RIO DE JANEIRO – The Los Angeles 2024 Summer Olympics bid appears too good to be true, which is pretty much the point.
It’s a city that has vowed to eliminate the corruption inherent in Olympic construction projects by having all but one of the necessary venues already built – according to the bid, they would just need a canoe and kayak site.
It’s a city that can offer up UCLA for athletes’ housing and a multicultural fan base that would populate events.
It’s a city that claims its major shortcoming – its traffic snarl – will be remedied through dedicated lanes and multiple mass transit projects that including rail access to LAX.
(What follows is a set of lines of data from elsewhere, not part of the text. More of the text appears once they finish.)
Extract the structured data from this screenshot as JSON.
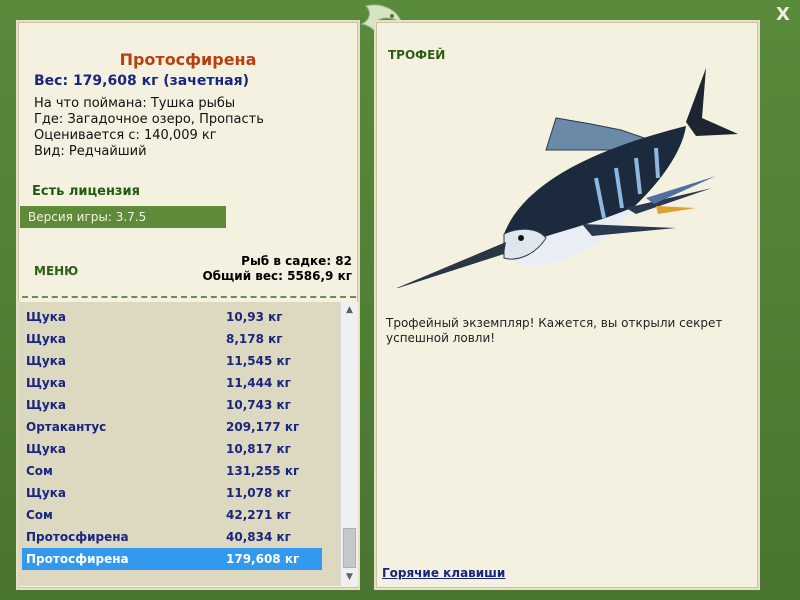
{
  "fish": {
    "name": "Протосфирена",
    "weight": "Вес: 179,608 кг (зачетная)",
    "caught_with": "На что поймана: Тушка рыбы",
    "location": "Где: Загадочное озеро, Пропасть",
    "valued_from": "Оценивается с: 140,009 кг",
    "rarity": "Вид: Редчайший"
  },
  "license": "Есть лицензия",
  "version": "Версия игры: 3.7.5",
  "menu_label": "МЕНЮ",
  "creel": {
    "count": "Рыб в садке: 82",
    "total_weight": "Общий вес: 5586,9 кг"
  },
  "catch_list": [
    {
      "name": "Щука",
      "weight": "10,93 кг"
    },
    {
      "name": "Щука",
      "weight": "8,178 кг"
    },
    {
      "name": "Щука",
      "weight": "11,545 кг"
    },
    {
      "name": "Щука",
      "weight": "11,444 кг"
    },
    {
      "name": "Щука",
      "weight": "10,743 кг"
    },
    {
      "name": "Ортакантус",
      "weight": "209,177 кг"
    },
    {
      "name": "Щука",
      "weight": "10,817 кг"
    },
    {
      "name": "Сом",
      "weight": "131,255 кг"
    },
    {
      "name": "Щука",
      "weight": "11,078 кг"
    },
    {
      "name": "Сом",
      "weight": "42,271 кг"
    },
    {
      "name": "Протосфирена",
      "weight": "40,834 кг"
    },
    {
      "name": "Протосфирена",
      "weight": "179,608 кг"
    }
  ],
  "selected_index": 11,
  "trophy": {
    "label": "ТРОФЕЙ",
    "description": "Трофейный экземпляр! Кажется, вы открыли секрет успешной ловли!"
  },
  "hotkeys_label": "Горячие клавиши",
  "close_label": "X",
  "icons": {
    "close": "close-icon",
    "logo": "fish-logo-icon",
    "scroll_up": "chevron-up-icon",
    "scroll_down": "chevron-down-icon"
  },
  "colors": {
    "frame": "#4f7a34",
    "panel": "#f5f1e1",
    "fish_name": "#b7410e",
    "list_text": "#1a2580",
    "selection": "#3399ee",
    "version_bar": "#5e8a3a"
  }
}
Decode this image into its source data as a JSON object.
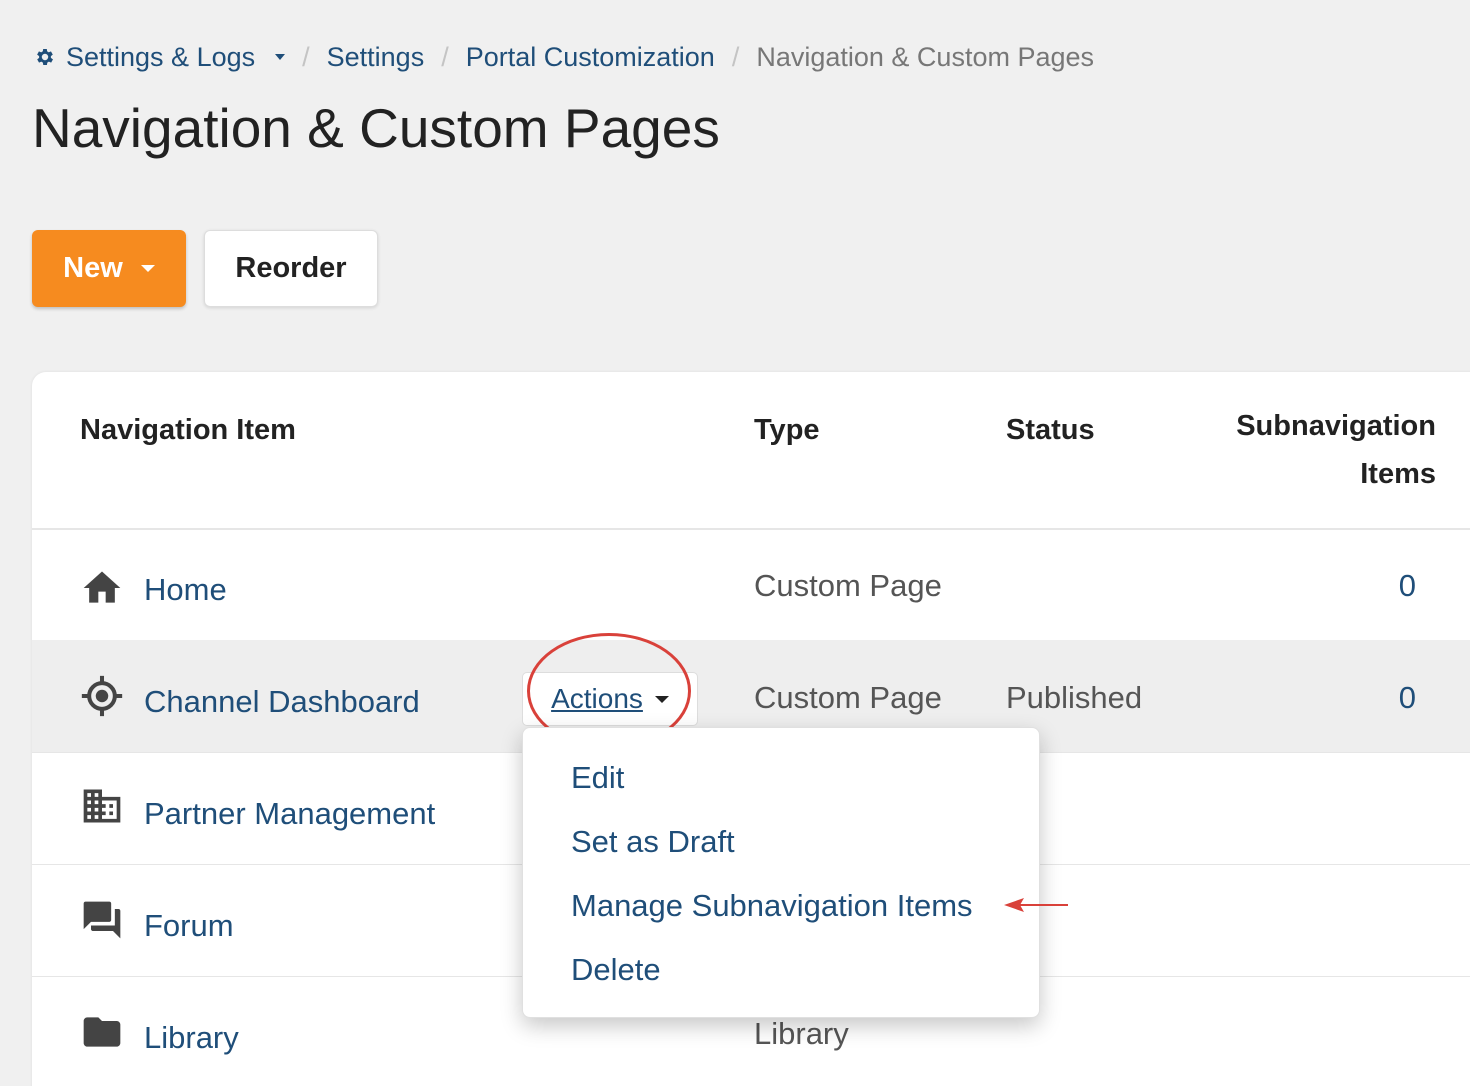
{
  "breadcrumb": {
    "root": "Settings & Logs",
    "items": [
      "Settings",
      "Portal Customization"
    ],
    "current": "Navigation & Custom Pages"
  },
  "page": {
    "title": "Navigation & Custom Pages"
  },
  "toolbar": {
    "new_label": "New",
    "reorder_label": "Reorder"
  },
  "table": {
    "headers": {
      "item": "Navigation Item",
      "type": "Type",
      "status": "Status",
      "sub_line1": "Subnavigation",
      "sub_line2": "Items"
    },
    "rows": [
      {
        "label": "Home",
        "icon": "home-icon",
        "type": "Custom Page",
        "status": "",
        "subitems": "0"
      },
      {
        "label": "Channel Dashboard",
        "icon": "target-icon",
        "type": "Custom Page",
        "status": "Published",
        "subitems": "0"
      },
      {
        "label": "Partner Management",
        "icon": "building-icon",
        "type": "",
        "status": "",
        "subitems": ""
      },
      {
        "label": "Forum",
        "icon": "forum-icon",
        "type": "",
        "status": "",
        "subitems": ""
      },
      {
        "label": "Library",
        "icon": "folder-icon",
        "type": "Library",
        "status": "",
        "subitems": ""
      }
    ]
  },
  "actions": {
    "label": "Actions",
    "menu": [
      "Edit",
      "Set as Draft",
      "Manage Subnavigation Items",
      "Delete"
    ]
  },
  "colors": {
    "primary_orange": "#f68b1f",
    "link_blue": "#1f4e79",
    "annotation_red": "#d9413a",
    "background": "#f0f0f0"
  }
}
It’s a city that, brazenly, claims it’ll produce a profitable Olympics at a time when other major cities are sprinting from the bid process because of the threat of boondoggles. The 1984 Games turned a $97 million profit. “We’re very confident in our plan that reduces risk for our city and can turn a profit for the city,” said. Los Angeles bid chairman Casey Wasserman
“Our Olympic infrastructure is already in the ground, not on the drawing boards. We are virtually risk-free because we only have to build one venue to host the Games,” said Mayor Eric Garcetti.
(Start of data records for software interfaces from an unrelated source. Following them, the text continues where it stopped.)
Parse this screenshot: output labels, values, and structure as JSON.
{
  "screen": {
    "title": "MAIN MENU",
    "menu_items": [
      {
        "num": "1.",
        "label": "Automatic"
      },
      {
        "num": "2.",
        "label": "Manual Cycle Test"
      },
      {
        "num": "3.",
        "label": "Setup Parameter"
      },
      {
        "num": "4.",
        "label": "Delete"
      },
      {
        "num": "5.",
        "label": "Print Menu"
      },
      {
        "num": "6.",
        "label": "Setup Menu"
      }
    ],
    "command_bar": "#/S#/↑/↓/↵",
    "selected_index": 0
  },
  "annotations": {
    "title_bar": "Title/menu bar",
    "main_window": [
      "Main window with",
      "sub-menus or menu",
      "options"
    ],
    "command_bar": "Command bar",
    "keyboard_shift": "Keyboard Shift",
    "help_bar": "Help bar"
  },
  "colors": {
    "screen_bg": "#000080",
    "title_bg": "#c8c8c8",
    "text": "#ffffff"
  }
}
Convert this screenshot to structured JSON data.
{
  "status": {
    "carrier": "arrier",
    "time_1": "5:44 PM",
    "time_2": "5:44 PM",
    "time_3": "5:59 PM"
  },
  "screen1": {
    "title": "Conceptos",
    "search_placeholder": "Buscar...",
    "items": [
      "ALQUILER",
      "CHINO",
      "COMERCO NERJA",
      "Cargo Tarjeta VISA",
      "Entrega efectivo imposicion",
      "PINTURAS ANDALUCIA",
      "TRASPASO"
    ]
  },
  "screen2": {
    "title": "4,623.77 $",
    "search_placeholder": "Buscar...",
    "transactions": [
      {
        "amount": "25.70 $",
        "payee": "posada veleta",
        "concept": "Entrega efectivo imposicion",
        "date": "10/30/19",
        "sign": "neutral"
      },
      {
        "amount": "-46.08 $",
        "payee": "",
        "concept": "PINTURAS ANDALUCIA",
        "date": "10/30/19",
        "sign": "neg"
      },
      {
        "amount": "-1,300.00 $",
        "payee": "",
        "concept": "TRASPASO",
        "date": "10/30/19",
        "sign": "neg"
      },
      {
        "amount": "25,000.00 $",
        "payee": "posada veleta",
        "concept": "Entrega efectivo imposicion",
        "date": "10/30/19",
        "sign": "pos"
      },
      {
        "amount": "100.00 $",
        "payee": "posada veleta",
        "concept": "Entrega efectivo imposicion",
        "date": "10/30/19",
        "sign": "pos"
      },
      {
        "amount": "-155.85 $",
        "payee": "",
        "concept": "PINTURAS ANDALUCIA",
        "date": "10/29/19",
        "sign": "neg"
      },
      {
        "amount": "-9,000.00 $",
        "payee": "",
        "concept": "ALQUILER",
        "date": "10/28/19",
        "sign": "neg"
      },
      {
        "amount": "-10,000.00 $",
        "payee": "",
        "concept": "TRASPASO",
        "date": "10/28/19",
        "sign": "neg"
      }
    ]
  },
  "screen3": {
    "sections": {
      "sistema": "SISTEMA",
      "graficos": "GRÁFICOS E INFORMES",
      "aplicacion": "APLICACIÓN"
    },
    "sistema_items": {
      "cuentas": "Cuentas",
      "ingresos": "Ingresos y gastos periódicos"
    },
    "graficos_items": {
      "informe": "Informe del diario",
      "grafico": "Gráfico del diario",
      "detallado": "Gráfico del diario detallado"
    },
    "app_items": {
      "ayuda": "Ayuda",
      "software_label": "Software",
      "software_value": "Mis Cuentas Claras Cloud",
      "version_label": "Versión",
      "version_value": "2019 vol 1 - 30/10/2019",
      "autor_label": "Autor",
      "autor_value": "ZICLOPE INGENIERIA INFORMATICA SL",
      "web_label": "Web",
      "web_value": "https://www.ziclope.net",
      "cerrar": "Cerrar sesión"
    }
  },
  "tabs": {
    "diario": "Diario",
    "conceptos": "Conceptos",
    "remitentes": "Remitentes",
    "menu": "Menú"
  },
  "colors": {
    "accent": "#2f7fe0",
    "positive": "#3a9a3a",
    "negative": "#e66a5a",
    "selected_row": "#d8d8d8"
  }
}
By the time the Los Angeles bid presentation was over, you almost wondered why the city hasn’t hosted the Games since 1984 and why they don’t host them every Olympiad going forward. “The Games are in our blood,” said Garcetti. “We love sports. We have great weather,”
What some in the IOC are wondering about, according to the mayor, isn’t the actual climate but the political one in the U.S.
Garcetti said last week that should Donald Trump win the presidency, it would harm the U.S. bid to host the Olympics.
“I think for some of the IOC members they would say, ‘Wait a second, can we go to a country like that, where we’ve heard things that we take offense to?” Garcetti said, via the LA Times. “But I think that gives us even more urgency globally, where we can say, ‘This is something that is a different strength maybe than the things that you’ve heard or the things you believe.’ I think we continue no matter what the outcome of the election is.”
He was asked about those comments on Tuesday in Rio, and responded quite ironically with a #ManyAreSaying clarification. “I was asked the question, and I was just relating what I heard from IOC members. Not necessarily a personal opinion,” he said.
Garcetti reiterated that the LA bid shouldn’t be affected by whoever wins the fall’s election between Trump and Democratic nominee Hillary Clinton.
“We’re not depending on any candidate that’s elected, whether it’s President Trump or President Clinton. We felt strong about our bid. I did hear that some of the IOC members brought that up and for those who are concerned … it’s not unique to the United States. There are forces in other elections around the world, in countries around the world, that pull countries inward. Olympics open countries up, and American needs that more than ever right now,” he said.
“Win or lose in this campaign. It’ll have a positive impact, and I said that to IOC members. We’re not some cocky bid saying everything’s done and we’re going to turn a profit. I wouldn’t pursue this if I didn’t think it would have a positive effect on us.”
The IOC would select the 2024 host city in Sept. 2017, a.k.a. the first year of Trump’s first term. Los Angeles is facing competition from Budapest, Paris and Rome.
Garcetti did declare there was one benefit to a Trump presidency for the Summer Games.
“I think golf would stay in the Olympics if he were elected,” he said.
Listen to Yahoo Sports’ Greg Wyshynski podcast from Rio on GRANDSTANDING, featuring beach volleyball’s April Ross: